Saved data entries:
'''

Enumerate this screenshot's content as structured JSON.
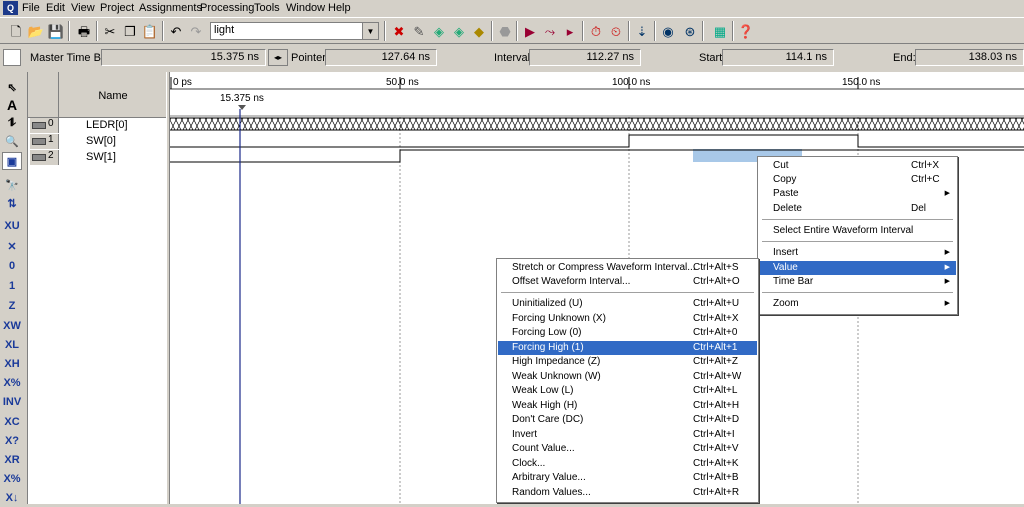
{
  "menubar": {
    "items": [
      "File",
      "Edit",
      "View",
      "Project",
      "Assignments",
      "Processing",
      "Tools",
      "Window",
      "Help"
    ]
  },
  "toolbar": {
    "combo_value": "light",
    "icons": [
      "new-file-icon",
      "open-icon",
      "save-icon",
      "print-icon",
      "cut-icon",
      "copy-icon",
      "paste-icon",
      "undo-icon",
      "redo-icon",
      "compilation-icon",
      "analysis-icon",
      "synthesis-icon",
      "fitter-icon",
      "stop-icon",
      "start-icon",
      "start-analysis-icon",
      "timing-icon",
      "timer-icon",
      "clock-icon",
      "programmer-icon",
      "chip-planner-icon",
      "netlist-icon",
      "rtl-icon",
      "report-icon",
      "help-icon"
    ]
  },
  "timebar": {
    "master_label": "Master Time Bar:",
    "master_value": "15.375 ns",
    "pointer_label": "Pointer:",
    "pointer_value": "127.64 ns",
    "interval_label": "Interval:",
    "interval_value": "112.27 ns",
    "start_label": "Start:",
    "start_value": "114.1 ns",
    "end_label": "End:",
    "end_value": "138.03 ns"
  },
  "signals": {
    "header": "Name",
    "rows": [
      {
        "index": "0",
        "name": "LEDR[0]"
      },
      {
        "index": "1",
        "name": "SW[0]"
      },
      {
        "index": "2",
        "name": "SW[1]"
      }
    ]
  },
  "waveform": {
    "ticks": [
      "0 ps",
      "50.0 ns",
      "100.0 ns",
      "150.0 ns"
    ],
    "cursor_label": "15.375 ns"
  },
  "context_menu": {
    "items": [
      {
        "label": "Cut",
        "shortcut": "Ctrl+X"
      },
      {
        "label": "Copy",
        "shortcut": "Ctrl+C"
      },
      {
        "label": "Paste",
        "shortcut": ""
      },
      {
        "label": "Delete",
        "shortcut": "Del"
      },
      {
        "label": "Select Entire Waveform Interval",
        "shortcut": ""
      },
      {
        "label": "Insert",
        "shortcut": ""
      },
      {
        "label": "Value",
        "shortcut": ""
      },
      {
        "label": "Time Bar",
        "shortcut": ""
      },
      {
        "label": "Zoom",
        "shortcut": ""
      }
    ]
  },
  "value_submenu": {
    "items": [
      {
        "label": "Stretch or Compress Waveform Interval...",
        "shortcut": "Ctrl+Alt+S"
      },
      {
        "label": "Offset Waveform Interval...",
        "shortcut": "Ctrl+Alt+O"
      },
      {
        "label": "Uninitialized (U)",
        "shortcut": "Ctrl+Alt+U"
      },
      {
        "label": "Forcing Unknown (X)",
        "shortcut": "Ctrl+Alt+X"
      },
      {
        "label": "Forcing Low (0)",
        "shortcut": "Ctrl+Alt+0"
      },
      {
        "label": "Forcing High (1)",
        "shortcut": "Ctrl+Alt+1"
      },
      {
        "label": "High Impedance (Z)",
        "shortcut": "Ctrl+Alt+Z"
      },
      {
        "label": "Weak Unknown (W)",
        "shortcut": "Ctrl+Alt+W"
      },
      {
        "label": "Weak Low (L)",
        "shortcut": "Ctrl+Alt+L"
      },
      {
        "label": "Weak High (H)",
        "shortcut": "Ctrl+Alt+H"
      },
      {
        "label": "Don't Care (DC)",
        "shortcut": "Ctrl+Alt+D"
      },
      {
        "label": "Invert",
        "shortcut": "Ctrl+Alt+I"
      },
      {
        "label": "Count Value...",
        "shortcut": "Ctrl+Alt+V"
      },
      {
        "label": "Clock...",
        "shortcut": "Ctrl+Alt+K"
      },
      {
        "label": "Arbitrary Value...",
        "shortcut": "Ctrl+Alt+B"
      },
      {
        "label": "Random Values...",
        "shortcut": "Ctrl+Alt+R"
      }
    ]
  }
}
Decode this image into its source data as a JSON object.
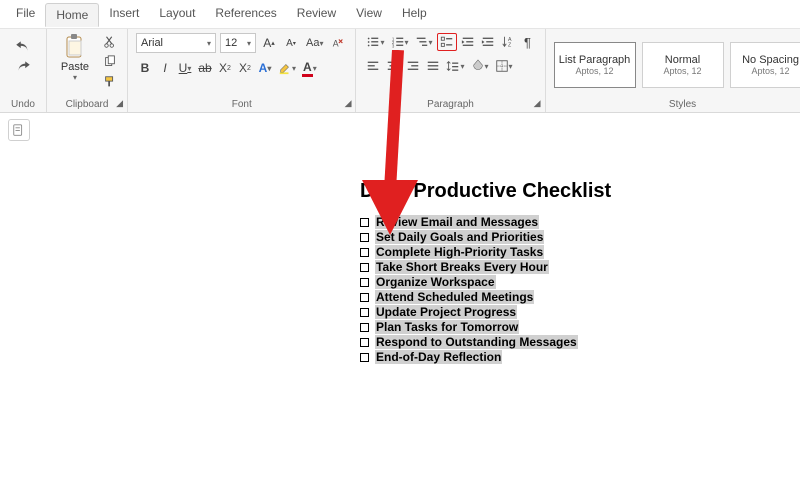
{
  "menu": {
    "file": "File",
    "home": "Home",
    "insert": "Insert",
    "layout": "Layout",
    "references": "References",
    "review": "Review",
    "view": "View",
    "help": "Help"
  },
  "undo_label": "Undo",
  "clipboard": {
    "paste_label": "Paste",
    "group_label": "Clipboard"
  },
  "font": {
    "name": "Arial",
    "size": "12",
    "group_label": "Font"
  },
  "paragraph": {
    "group_label": "Paragraph"
  },
  "styles": {
    "group_label": "Styles",
    "items": [
      {
        "name": "List Paragraph",
        "sub": "Aptos, 12",
        "selected": true
      },
      {
        "name": "Normal",
        "sub": "Aptos, 12",
        "selected": false
      },
      {
        "name": "No Spacing",
        "sub": "Aptos, 12",
        "selected": false
      }
    ]
  },
  "document": {
    "title": "Daily Productive Checklist",
    "items": [
      "Review Email and Messages",
      "Set Daily Goals and Priorities",
      " Complete High-Priority Tasks",
      "Take Short Breaks Every Hour",
      "Organize Workspace",
      " Attend Scheduled Meetings",
      "Update Project Progress",
      " Plan Tasks for Tomorrow",
      "Respond to Outstanding Messages",
      "End-of-Day Reflection"
    ]
  }
}
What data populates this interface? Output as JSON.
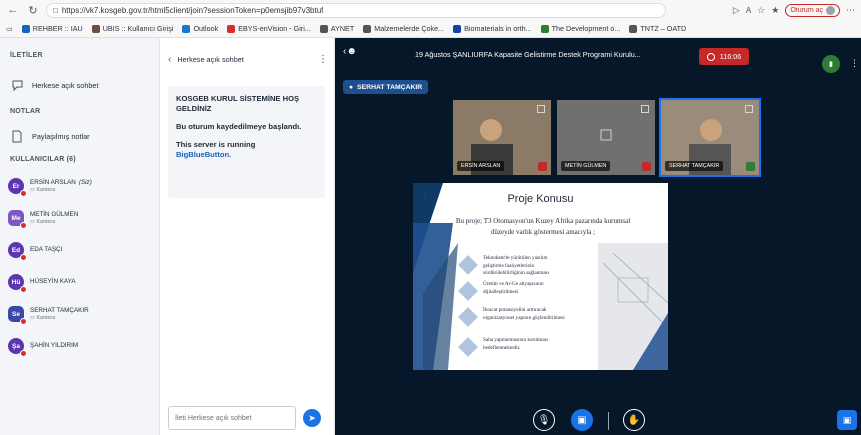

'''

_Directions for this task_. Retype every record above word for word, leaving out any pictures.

_Result below_.
Enumerate this screenshot's content as structured JSON.
{
  "menubar": {
    "items": [
      "File",
      "Edit",
      "View",
      "Project",
      "Assignments",
      "Processing",
      "Tools",
      "Window",
      "Help"
    ]
  },
  "toolbar": {
    "combo_value": "light",
    "icons": [
      "new-file-icon",
      "open-icon",
      "save-icon",
      "print-icon",
      "cut-icon",
      "copy-icon",
      "paste-icon",
      "undo-icon",
      "redo-icon",
      "compilation-icon",
      "analysis-icon",
      "synthesis-icon",
      "fitter-icon",
      "stop-icon",
      "start-icon",
      "start-analysis-icon",
      "timing-icon",
      "timer-icon",
      "clock-icon",
      "programmer-icon",
      "chip-planner-icon",
      "netlist-icon",
      "rtl-icon",
      "report-icon",
      "help-icon"
    ]
  },
  "timebar": {
    "master_label": "Master Time Bar:",
    "master_value": "15.375 ns",
    "pointer_label": "Pointer:",
    "pointer_value": "127.64 ns",
    "interval_label": "Interval:",
    "interval_value": "112.27 ns",
    "start_label": "Start:",
    "start_value": "114.1 ns",
    "end_label": "End:",
    "end_value": "138.03 ns"
  },
  "signals": {
    "header": "Name",
    "rows": [
      {
        "index": "0",
        "name": "LEDR[0]"
      },
      {
        "index": "1",
        "name": "SW[0]"
      },
      {
        "index": "2",
        "name": "SW[1]"
      }
    ]
  },
  "waveform": {
    "ticks": [
      "0 ps",
      "50.0 ns",
      "100.0 ns",
      "150.0 ns"
    ],
    "cursor_label": "15.375 ns"
  },
  "context_menu": {
    "items": [
      {
        "label": "Cut",
        "shortcut": "Ctrl+X"
      },
      {
        "label": "Copy",
        "shortcut": "Ctrl+C"
      },
      {
        "label": "Paste",
        "shortcut": ""
      },
      {
        "label": "Delete",
        "shortcut": "Del"
      },
      {
        "label": "Select Entire Waveform Interval",
        "shortcut": ""
      },
      {
        "label": "Insert",
        "shortcut": ""
      },
      {
        "label": "Value",
        "shortcut": ""
      },
      {
        "label": "Time Bar",
        "shortcut": ""
      },
      {
        "label": "Zoom",
        "shortcut": ""
      }
    ]
  },
  "value_submenu": {
    "items": [
      {
        "label": "Stretch or Compress Waveform Interval...",
        "shortcut": "Ctrl+Alt+S"
      },
      {
        "label": "Offset Waveform Interval...",
        "shortcut": "Ctrl+Alt+O"
      },
      {
        "label": "Uninitialized (U)",
        "shortcut": "Ctrl+Alt+U"
      },
      {
        "label": "Forcing Unknown (X)",
        "shortcut": "Ctrl+Alt+X"
      },
      {
        "label": "Forcing Low (0)",
        "shortcut": "Ctrl+Alt+0"
      },
      {
        "label": "Forcing High (1)",
        "shortcut": "Ctrl+Alt+1"
      },
      {
        "label": "High Impedance (Z)",
        "shortcut": "Ctrl+Alt+Z"
      },
      {
        "label": "Weak Unknown (W)",
        "shortcut": "Ctrl+Alt+W"
      },
      {
        "label": "Weak Low (L)",
        "shortcut": "Ctrl+Alt+L"
      },
      {
        "label": "Weak High (H)",
        "shortcut": "Ctrl+Alt+H"
      },
      {
        "label": "Don't Care (DC)",
        "shortcut": "Ctrl+Alt+D"
      },
      {
        "label": "Invert",
        "shortcut": "Ctrl+Alt+I"
      },
      {
        "label": "Count Value...",
        "shortcut": "Ctrl+Alt+V"
      },
      {
        "label": "Clock...",
        "shortcut": "Ctrl+Alt+K"
      },
      {
        "label": "Arbitrary Value...",
        "shortcut": "Ctrl+Alt+B"
      },
      {
        "label": "Random Values...",
        "shortcut": "Ctrl+Alt+R"
      }
    ]
  }
}
Decode this image into its source data as a JSON object.
{
  "menu": {
    "file": "File",
    "home": "Home",
    "insert": "Insert",
    "layout": "Layout",
    "references": "References",
    "review": "Review",
    "view": "View",
    "help": "Help"
  },
  "undo_label": "Undo",
  "clipboard": {
    "paste_label": "Paste",
    "group_label": "Clipboard"
  },
  "font": {
    "name": "Arial",
    "size": "12",
    "group_label": "Font"
  },
  "paragraph": {
    "group_label": "Paragraph"
  },
  "styles": {
    "group_label": "Styles",
    "items": [
      {
        "name": "List Paragraph",
        "sub": "Aptos, 12",
        "selected": true
      },
      {
        "name": "Normal",
        "sub": "Aptos, 12",
        "selected": false
      },
      {
        "name": "No Spacing",
        "sub": "Aptos, 12",
        "selected": false
      }
    ]
  },
  "document": {
    "title": "Daily Productive Checklist",
    "items": [
      "Review Email and Messages",
      "Set Daily Goals and Priorities",
      " Complete High-Priority Tasks",
      "Take Short Breaks Every Hour",
      "Organize Workspace",
      " Attend Scheduled Meetings",
      "Update Project Progress",
      " Plan Tasks for Tomorrow",
      "Respond to Outstanding Messages",
      "End-of-Day Reflection"
    ]
  }
}
What data populates this interface? Output as JSON.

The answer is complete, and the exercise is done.